The PSNI police was justified in attempting to recruit a high-profile County Antrim nationalist as an informer, the Police Ombudsman in the North has found.
Sean Hanna (pictured), chairman of Rasharkin Residents’ Collective which opposes loyal order parades through the nationalist village, told how he was offered cash in a hospital car park as he attended a medical appointment.
He made a complaint to Michael Maguire’s office, claiming he was offered money to provide information about the residents’ group and the 1916 Societies.
However, while the ombudsman’s office has now confirmed the approach was made by police, it has claimed the wads cash produced by the officers was not an “inducement”.
Mr Hanna was approached outside Musgrave Park Hospital in Belfast as he attended an appointment earlier this year. At the time, he revealed he was offered “two bundles of cash” he believed contained up to #4,000, but that he refused to accept it.
He said one of the two individuals who approached him spoke with an English accent while the other sounded local. At the time it was suspected they were members of MI5, but it is now thought the PSNI’s C3 intelligence unit - formerly known as Special Branch - was involved.
A second member of the residents’ group has claimed he received a similar approach around the same time.
Mr Hanna, who suffers from post-traumatic stress disorder, said he was surprised to be singled out. He also expressed surprise that the Police Ombudsman did not consider the offer of cash as an “inducement”.
In a letter to Mr Hanna, a Police Ombudsman official said they have “not deemed this to be an inducement to provide information and therefore no misconduct has been identified”.
“I don’t understand - if it is not an inducement, what would you offer someone #4,000 for - nothing?” Mr Hanna said. “It makes no sense at all.”
His lawyer Michael Brentnall said: “Our client is a person of limited means and it is therefore incredulous that they deemed the offer of such, whether implied or explicit, with a promise of ‘more to come’, as not constituting an inducement.”
It is thought the same two men may have made a similar approach to a young student activist earlier this month.
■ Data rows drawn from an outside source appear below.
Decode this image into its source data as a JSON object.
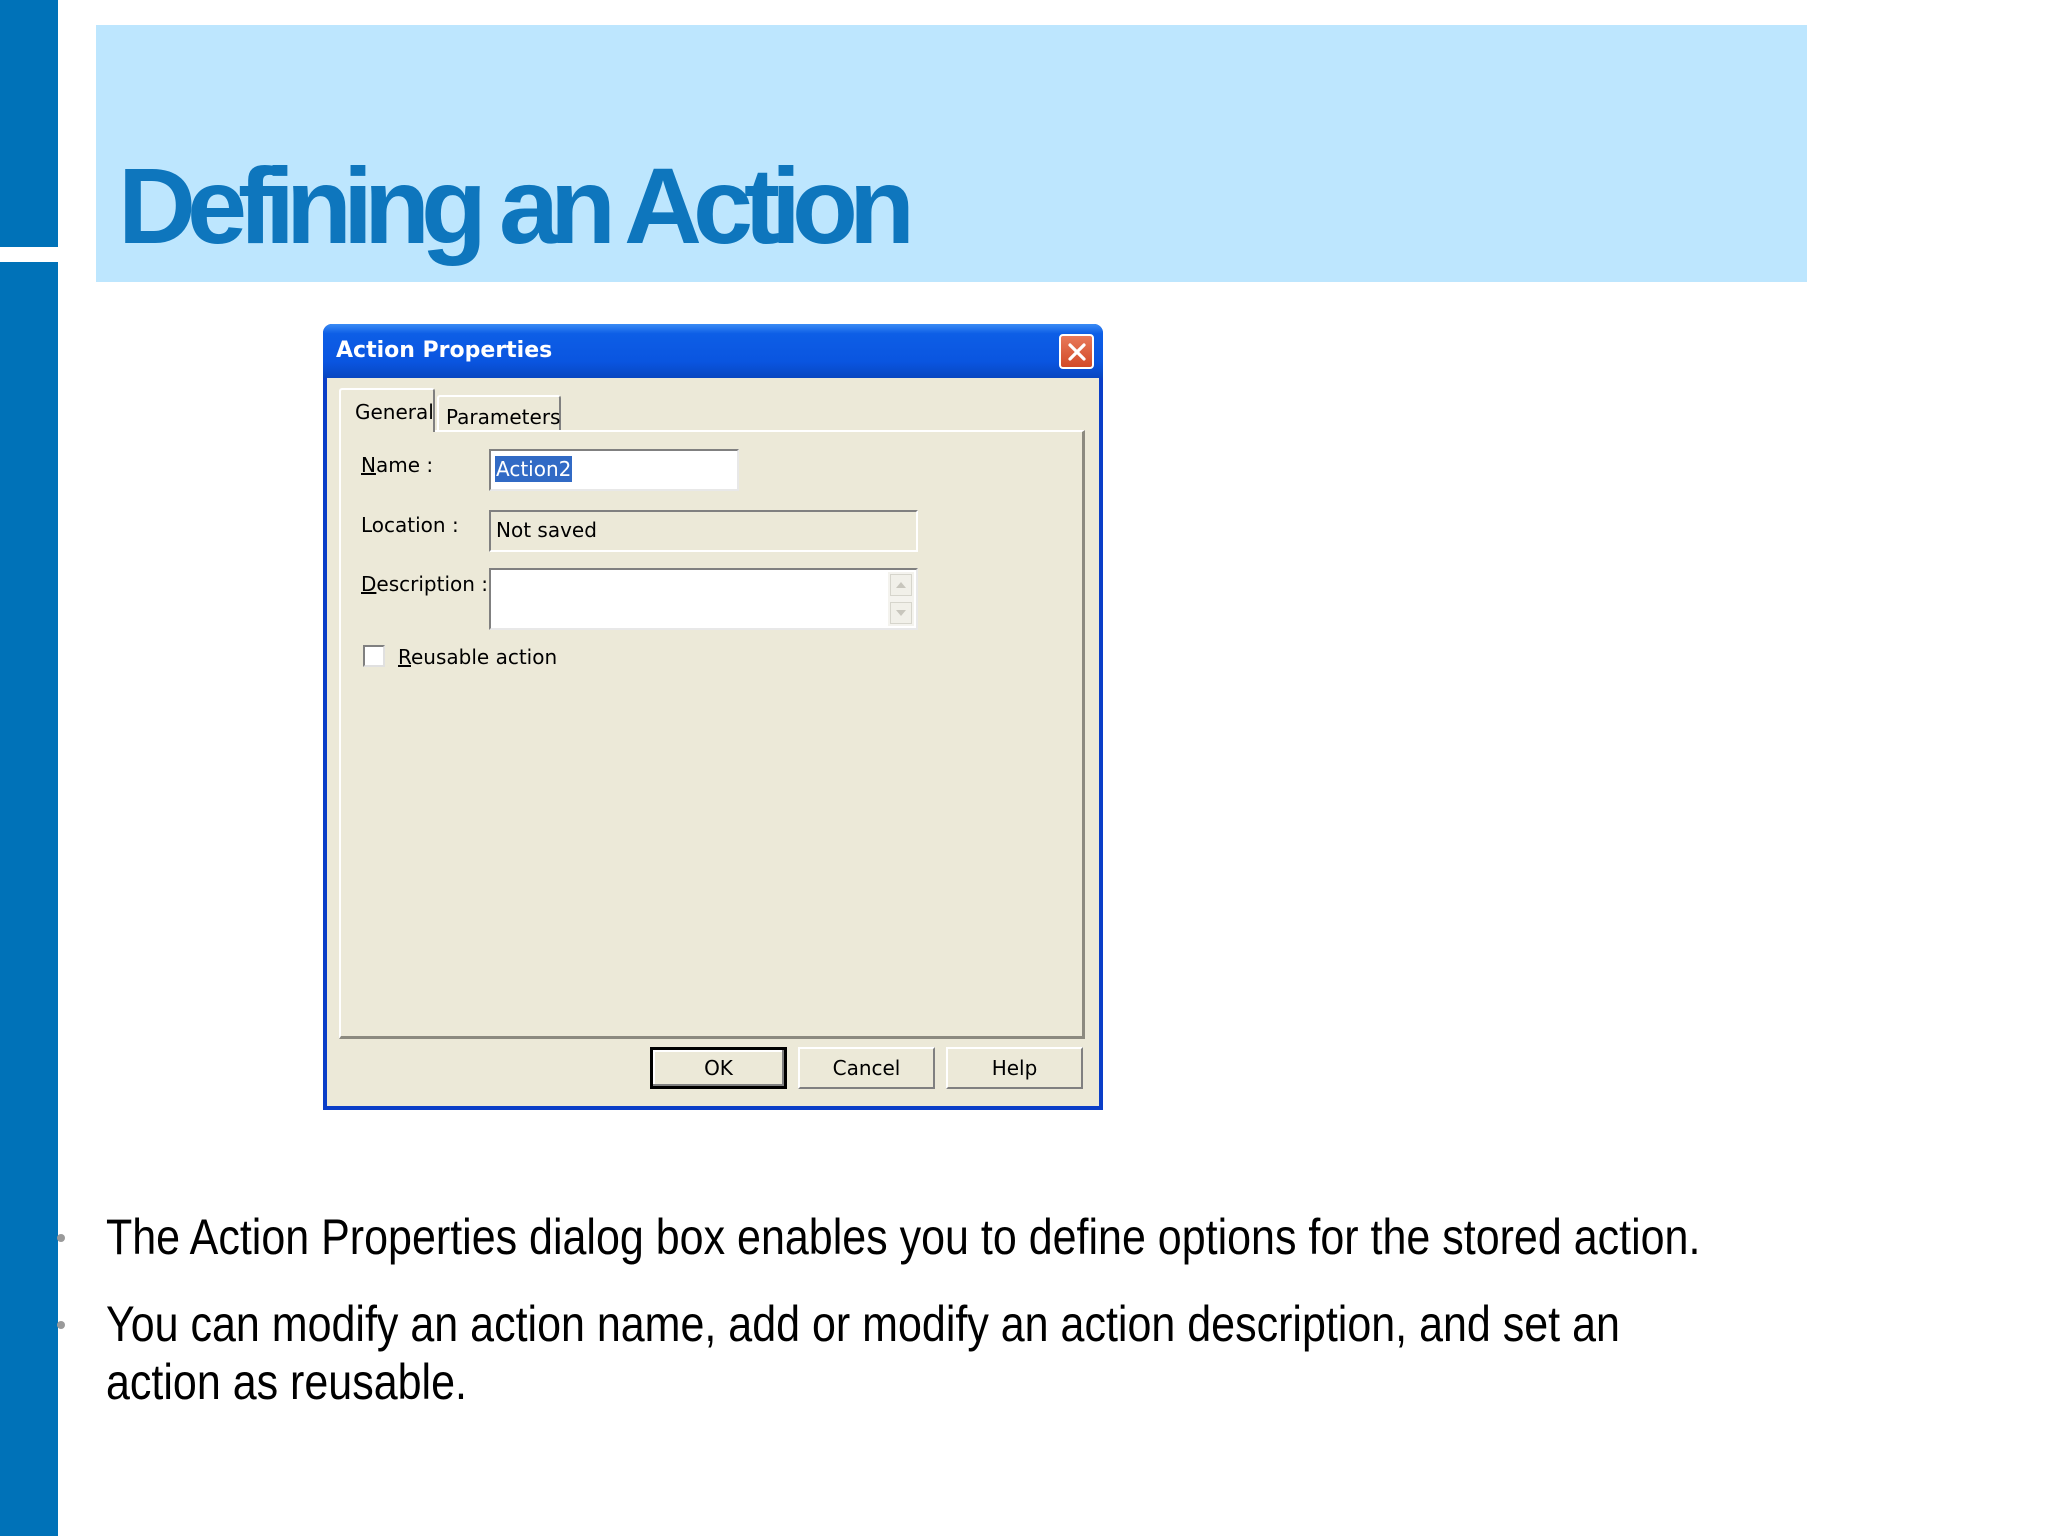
{
  "slide": {
    "title": "Defining an Action",
    "bullets": [
      "The Action Properties dialog box enables you to define options for the stored action.",
      "You can modify an action name, add or modify an action description, and set an action as reusable."
    ]
  },
  "dialog": {
    "title": "Action Properties",
    "close_icon": "close-icon",
    "tabs": [
      {
        "label": "General",
        "active": true
      },
      {
        "label": "Parameters",
        "active": false
      }
    ],
    "fields": {
      "name_label_accel": "N",
      "name_label_rest": "ame :",
      "name_value": "Action2",
      "location_label": "Location :",
      "location_value": "Not saved",
      "description_label_accel": "D",
      "description_label_rest": "escription :",
      "description_value": ""
    },
    "checkbox": {
      "label_accel": "R",
      "label_rest": "eusable action",
      "checked": false
    },
    "buttons": {
      "ok": "OK",
      "cancel": "Cancel",
      "help": "Help"
    }
  },
  "colors": {
    "accent_blue": "#0072b8",
    "title_band": "#bde6fe",
    "title_text": "#0e76bd",
    "dialog_face": "#ece9d8",
    "titlebar_blue": "#0a55e0",
    "selection": "#316ac5"
  }
}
Describing themselves as ‘police officers’, the two men approached him in Belfast city centre and asked could they have a ‘five minute chat’. The two men proceeded to follow him and subsequently asked him questions such as “Do you want dead babies back on our street”.
One of the ‘officers’ shouted ‘We know you’re a hardline republican’ at the top of his voice, trying to intimidate the young man, who happened to be walking near a loyalist part of the city at the time.
The RNU also said another young man from Ardoyne was also the victim of a recruitment attempt after he was taken out of his and subjected to “threats and blackmail”.
The RNU called on the student unions to denounce what he described as the ‘sadistic’ approaches. RNU spokesperson Martin Meehan aslo alled for Sinn Fein to speak out against “insidious operations” which were “targeting young and vulnerable”.
“They must face the public and explain why they stay silent on these approaches,” he said.
Meanwhile, Derry councillor Gary Donnelly has accused police of harassing his daughter as she returned from a foreign holiday earlier this week.
An independent member of the new Derry-Strabane super council, he is a high profile member of the 32 County Sovereignty movement. He accused police of deliberately targetting his daughter because of her relationship to him.
“Megan was stopped at Belfast international airport on her way back from the holiday by a uniformed policeman who said he wanted to search her baggage. He said he wanted to do the search under the Terrorism Act,” he said.
“When Megan tried to leave the room, he barred the way and shouted at her to sit down. Then two plain clothes policemen came in and said to her ‘You have information that we need.”
He added: “I have broad shoulders and can take this sort of thing but it’s wrong to target my family.” Mr Donnelly said he has asked his lawyer to lodge a complaint with the Police Ombudsman.